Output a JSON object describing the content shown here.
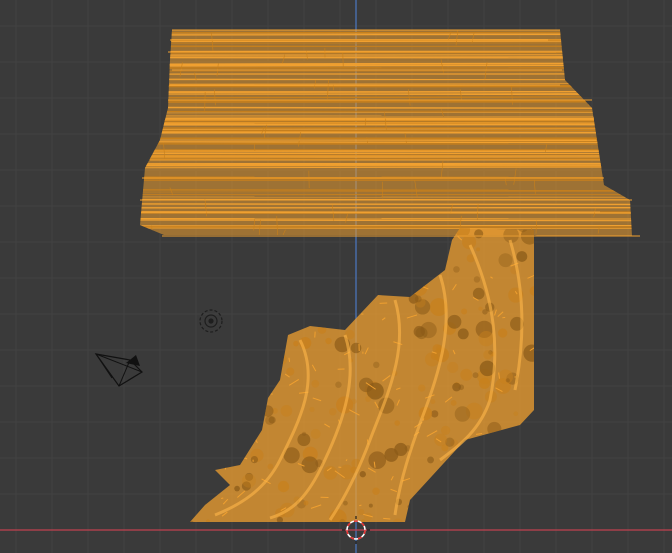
{
  "viewport": {
    "background_color": "#3a3a3a",
    "grid_minor_color": "#424242",
    "grid_major_color": "#4a4a4a",
    "x_axis_color": "#c0424f",
    "y_axis_color": "#4a78c2",
    "selection_color": "#f0a030",
    "selection_dark_color": "#c8801c"
  },
  "objects": [
    {
      "name": "terrain-mesh",
      "type": "mesh",
      "selected": true,
      "display": "wireframe"
    },
    {
      "name": "camera",
      "type": "camera",
      "selected": false
    },
    {
      "name": "light",
      "type": "light",
      "selected": false
    },
    {
      "name": "3d-cursor",
      "type": "cursor"
    }
  ]
}
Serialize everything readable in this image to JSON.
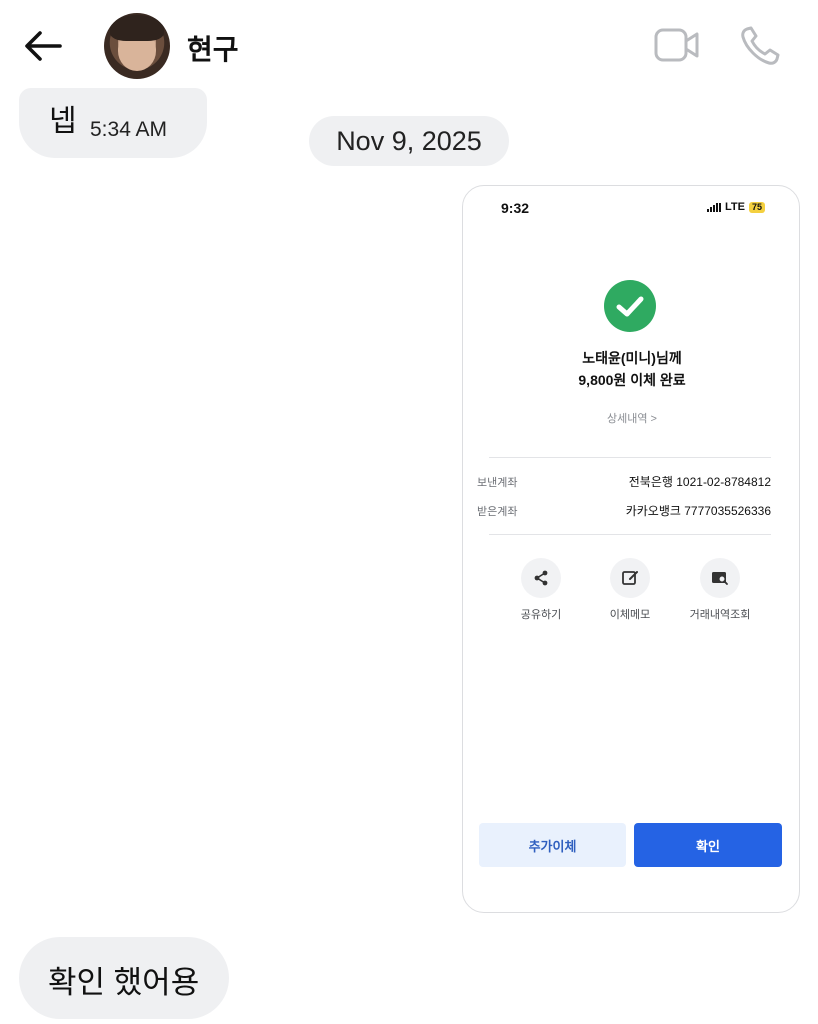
{
  "header": {
    "contact_name": "현구"
  },
  "messages": {
    "top_text": "넵",
    "top_time": "5:34 AM",
    "date_separator": "Nov 9, 2025",
    "bottom_text": "확인 했어용"
  },
  "screenshot": {
    "status_time": "9:32",
    "status_network": "LTE",
    "status_battery": "75",
    "recipient_line": "노태윤(미니)님께",
    "amount_line": "9,800원 이체 완료",
    "detail_link": "상세내역 >",
    "sent_label": "보낸계좌",
    "sent_value": "전북은행 1021-02-8784812",
    "recv_label": "받은계좌",
    "recv_value": "카카오뱅크 7777035526336",
    "actions": [
      {
        "label": "공유하기",
        "icon": "share-icon"
      },
      {
        "label": "이체메모",
        "icon": "memo-edit-icon"
      },
      {
        "label": "거래내역조회",
        "icon": "transaction-search-icon"
      }
    ],
    "btn_more": "추가이체",
    "btn_confirm": "확인"
  },
  "colors": {
    "bubble_bg": "#eff0f2",
    "success_green": "#2faa61",
    "primary_blue": "#2563e4",
    "secondary_blue_bg": "#e9f1fd"
  }
}
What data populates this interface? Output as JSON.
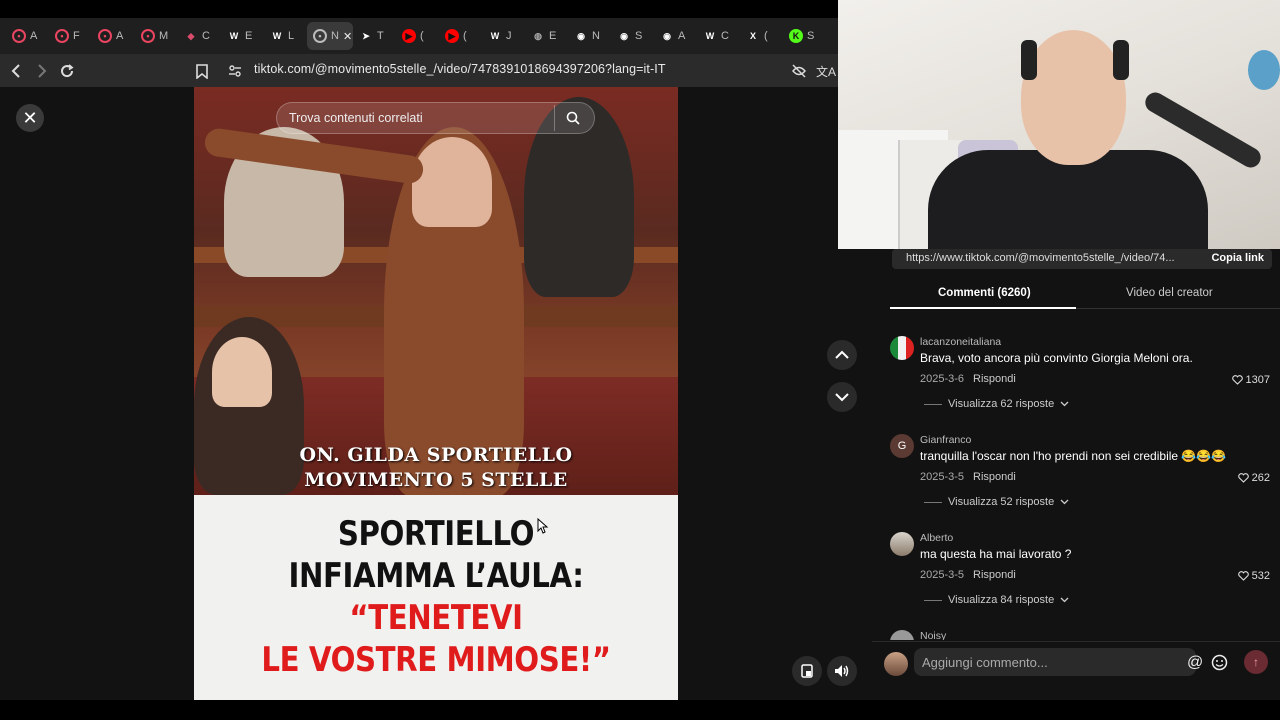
{
  "browser": {
    "tabs": [
      {
        "label": "A",
        "icon": "tiktok-icon",
        "color": "#e94560"
      },
      {
        "label": "F",
        "icon": "tiktok-icon",
        "color": "#e94560"
      },
      {
        "label": "A",
        "icon": "tiktok-icon",
        "color": "#e94560"
      },
      {
        "label": "M",
        "icon": "tiktok-icon",
        "color": "#e94560"
      },
      {
        "label": "C",
        "icon": "pocket-icon",
        "color": "#d94b6a"
      },
      {
        "label": "E",
        "icon": "wordpress-icon",
        "color": "#ffffff"
      },
      {
        "label": "L",
        "icon": "wordpress-icon",
        "color": "#ffffff"
      },
      {
        "label": "N",
        "icon": "tiktok-icon",
        "color": "#bbbbbb",
        "active": true
      },
      {
        "label": "T",
        "icon": "play-icon",
        "color": "#ffffff"
      },
      {
        "label": "(",
        "icon": "youtube-icon",
        "color": "#ff0000"
      },
      {
        "label": "(",
        "icon": "youtube-icon",
        "color": "#ff0000"
      },
      {
        "label": "J",
        "icon": "wikipedia-icon",
        "color": "#ffffff"
      },
      {
        "label": "E",
        "icon": "globe-icon",
        "color": "#aaaaaa"
      },
      {
        "label": "N",
        "icon": "openai-icon",
        "color": "#ffffff"
      },
      {
        "label": "S",
        "icon": "openai-icon",
        "color": "#ffffff"
      },
      {
        "label": "A",
        "icon": "openai-icon",
        "color": "#ffffff"
      },
      {
        "label": "C",
        "icon": "wikipedia-icon",
        "color": "#ffffff"
      },
      {
        "label": "(",
        "icon": "x-icon",
        "color": "#ffffff"
      },
      {
        "label": "S",
        "icon": "kick-icon",
        "color": "#53fc18"
      }
    ],
    "url": "tiktok.com/@movimento5stelle_/video/7478391018694397206?lang=it-IT"
  },
  "video": {
    "search_placeholder": "Trova contenuti correlati",
    "caption_line1": "On. Gilda Sportiello",
    "caption_line2": "Movimento 5 Stelle",
    "headline_line1": "SPORTIELLO",
    "headline_line2": "INFIAMMA L’AULA:",
    "headline_line3": "“TENETEVI",
    "headline_line4": "LE VOSTRE MIMOSE!”",
    "headline_accent": "#e01b1b"
  },
  "panel": {
    "share_url": "https://www.tiktok.com/@movimento5stelle_/video/74...",
    "copy_link": "Copia link",
    "tab_comments": "Commenti (6260)",
    "tab_creator": "Video del creator",
    "comments": [
      {
        "user": "lacanzoneitaliana",
        "text": "Brava, voto ancora più convinto Giorgia Meloni ora.",
        "date": "2025-3-6",
        "reply": "Rispondi",
        "likes": "1307",
        "thread": "Visualizza 62 risposte"
      },
      {
        "user": "Gianfranco",
        "text": "tranquilla l'oscar non l'ho prendi non sei credibile 😂😂😂",
        "date": "2025-3-5",
        "reply": "Rispondi",
        "likes": "262",
        "thread": "Visualizza 52 risposte",
        "initial": "G"
      },
      {
        "user": "Alberto",
        "text": "ma questa ha mai lavorato ?",
        "date": "2025-3-5",
        "reply": "Rispondi",
        "likes": "532",
        "thread": "Visualizza 84 risposte"
      },
      {
        "user": "Noisy"
      }
    ],
    "composer_placeholder": "Aggiungi commento..."
  }
}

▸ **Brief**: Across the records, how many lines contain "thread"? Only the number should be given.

▸ **Exercise output**: 3